--- Aim of the exercise ---
Once you have read the data below, set it all down again exactly.

--- Available data ---
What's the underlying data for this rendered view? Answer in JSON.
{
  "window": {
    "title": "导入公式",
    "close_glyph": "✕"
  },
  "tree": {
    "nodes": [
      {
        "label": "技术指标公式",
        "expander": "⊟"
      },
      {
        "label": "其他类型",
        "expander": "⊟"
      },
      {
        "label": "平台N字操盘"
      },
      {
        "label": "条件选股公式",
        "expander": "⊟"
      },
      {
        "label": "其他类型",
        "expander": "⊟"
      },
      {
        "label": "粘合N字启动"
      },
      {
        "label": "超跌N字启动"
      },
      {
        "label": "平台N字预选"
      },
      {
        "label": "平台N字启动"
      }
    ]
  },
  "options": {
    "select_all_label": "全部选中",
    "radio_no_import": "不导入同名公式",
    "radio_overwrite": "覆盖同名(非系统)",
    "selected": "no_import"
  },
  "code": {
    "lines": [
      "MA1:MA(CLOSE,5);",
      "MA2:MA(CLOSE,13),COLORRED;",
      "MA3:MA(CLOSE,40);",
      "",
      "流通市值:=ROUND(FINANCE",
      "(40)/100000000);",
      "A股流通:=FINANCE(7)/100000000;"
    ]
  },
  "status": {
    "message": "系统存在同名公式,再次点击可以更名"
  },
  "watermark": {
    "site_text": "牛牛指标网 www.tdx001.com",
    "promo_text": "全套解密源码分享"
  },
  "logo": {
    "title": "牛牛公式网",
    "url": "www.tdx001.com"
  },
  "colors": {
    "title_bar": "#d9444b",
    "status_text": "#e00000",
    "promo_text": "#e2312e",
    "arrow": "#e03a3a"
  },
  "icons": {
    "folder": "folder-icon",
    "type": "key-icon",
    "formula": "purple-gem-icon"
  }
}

--- Task solution ---
What's the underlying data for this rendered view? Answer in JSON.
{
  "window": {
    "title": "导入公式",
    "close_glyph": "✕"
  },
  "tree": {
    "nodes": [
      {
        "label": "技术指标公式",
        "expander": "⊟"
      },
      {
        "label": "其他类型",
        "expander": "⊟"
      },
      {
        "label": "平台N字操盘"
      },
      {
        "label": "条件选股公式",
        "expander": "⊟"
      },
      {
        "label": "其他类型",
        "expander": "⊟"
      },
      {
        "label": "粘合N字启动"
      },
      {
        "label": "超跌N字启动"
      },
      {
        "label": "平台N字预选"
      },
      {
        "label": "平台N字启动"
      }
    ]
  },
  "options": {
    "select_all_label": "全部选中",
    "radio_no_import": "不导入同名公式",
    "radio_overwrite": "覆盖同名(非系统)",
    "selected": "no_import"
  },
  "code": {
    "lines": [
      "MA1:MA(CLOSE,5);",
      "MA2:MA(CLOSE,13),COLORRED;",
      "MA3:MA(CLOSE,40);",
      "",
      "流通市值:=ROUND(FINANCE",
      "(40)/100000000);",
      "A股流通:=FINANCE(7)/100000000;"
    ]
  },
  "status": {
    "message": "系统存在同名公式,再次点击可以更名"
  },
  "watermark": {
    "site_text": "牛牛指标网 www.tdx001.com",
    "promo_text": "全套解密源码分享"
  },
  "logo": {
    "title": "牛牛公式网",
    "url": "www.tdx001.com"
  },
  "colors": {
    "title_bar": "#d9444b",
    "status_text": "#e00000",
    "promo_text": "#e2312e",
    "arrow": "#e03a3a"
  },
  "icons": {
    "folder": "folder-icon",
    "type": "key-icon",
    "formula": "purple-gem-icon"
  }
}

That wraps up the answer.